ASHWORTH DRAINAGE BLOG
Weeping tiles are pipes that run around the perimeter of the foundation or inside the basement to help water flow away from these parts. Many older homes also include interior weeping tiles; they are often included in unfinished basements in trenches and work if the exterior tile has failed.
One of the most common ways they fail is through clogs. Yes, they can get clogged, and it can have a huge impact on your entire basement. How does this happen?
Foundation walls that are under pressure and buckling inwards can severely impact the rest of your home. Floors can slope, windows and doors will lean, and cracks can form around seals and on the upper floors. Even a slight lean can cause major problems!

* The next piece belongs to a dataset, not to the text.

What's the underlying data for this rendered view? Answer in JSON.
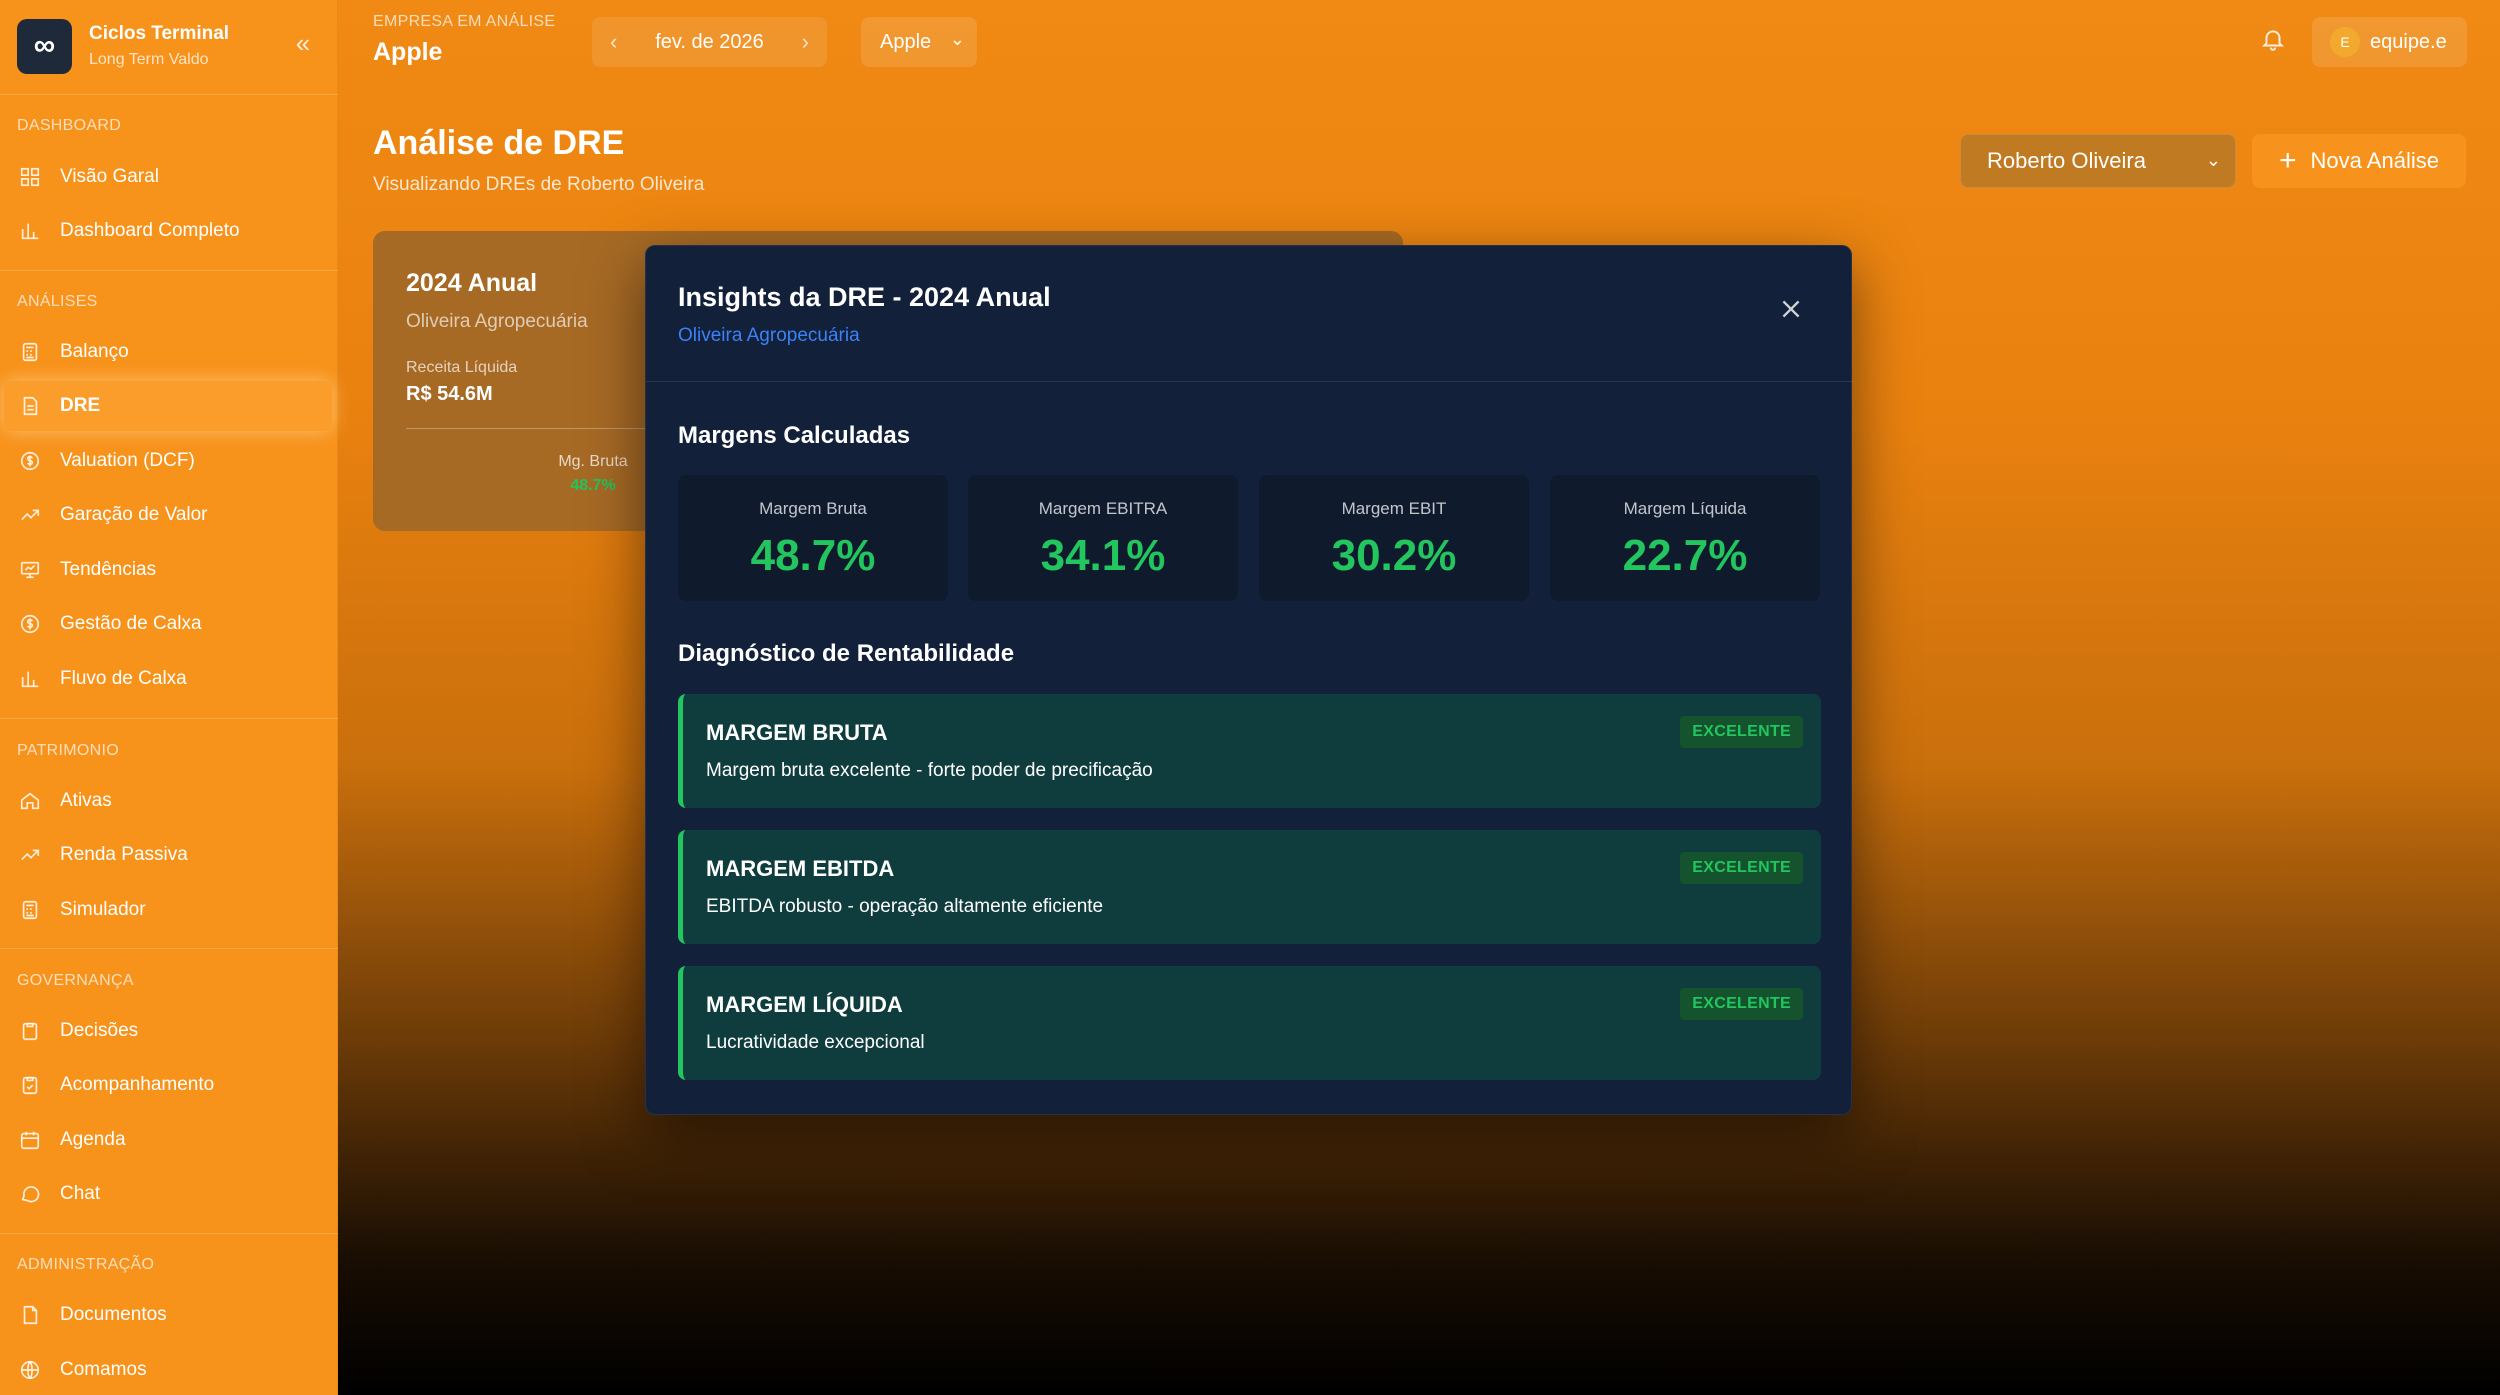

When you notice a foundation wall showing the signs of cracking, leaning inward, and bending under pressure, a wall anchor may be necessary to solve the problem before it gets worse. It stabilizes the wall to straighten the foundation without a lot of disruption or costly, more invasive repairs.
The grading around a foundation is the level of the ground. This is one of the main factors for where rain and snowmelt will flow. You’ll want the grade to slope away from the foundation, and you’ll want to make sure it’s good when springtime comes.
Luckily, checking property grading is something you can do yourself! Use this checklist when the weather heats up to make sure your foundation is covered.
When it comes to keeping your foundation dry, gutters and downspouts are unsung heroes. Gutters channel the water off your roof while downspouts funnel it away from your home, but other than an occasional cleaning, it’s easy to forget about them!
When your basement floods, you don’t have to fix it alone. Many municipal governments have programs designed to help homeowners with flooded basements, and this includes the City of London! But the biggest job they have is keeping larger drainage systems working, and this starts with the sewers.
The rise in energy bills during the winter can have many homeowners rethinking their heating. One area to cut is an unfinished basement – after all, you’re not using it! Should you be heating your basement, even if it’s not a living space?
For comfort reasons, it’s often a good idea to heat your basement. But first, make sure you have proper insulation and drainage measures in place!
Insurance can give you peace of mind in case something bad happens to your home. This peace only comes if the insurance actually pays out what you’re owed. Are you sure that your policy will come through when your basement floods?
Most home insurance policies don’t include flood insurance at all unless you specifically have the coverage added in your agreement. Even then, there are usually limits to what they pay. Here’s why you should look closely at your policy – and maybe add some extra coverage to your foundation yourself!
Does your basement feel musty, damp, and are puddles forming on the floor? The cause is often water seeping directly through the concrete foundation. While it looks impermeable, concrete is very porous and can let water in even if there are no other weaknesses. One way to prevent this is to paint the walls with waterproofing paint!
A word of caution: waterproofing paint doesn’t repair cracks or solve drainage issues around your foundation. Think of it as the icing on the foundation repair cake!
Uneven or sloped flooring is rarely a sign that there’s just a problem with the floor. It’s a better indication that settling or shifting of the foundation is going on beneath the flooring. If you notice a slope developing, your first call should be to a foundation expert! (more…)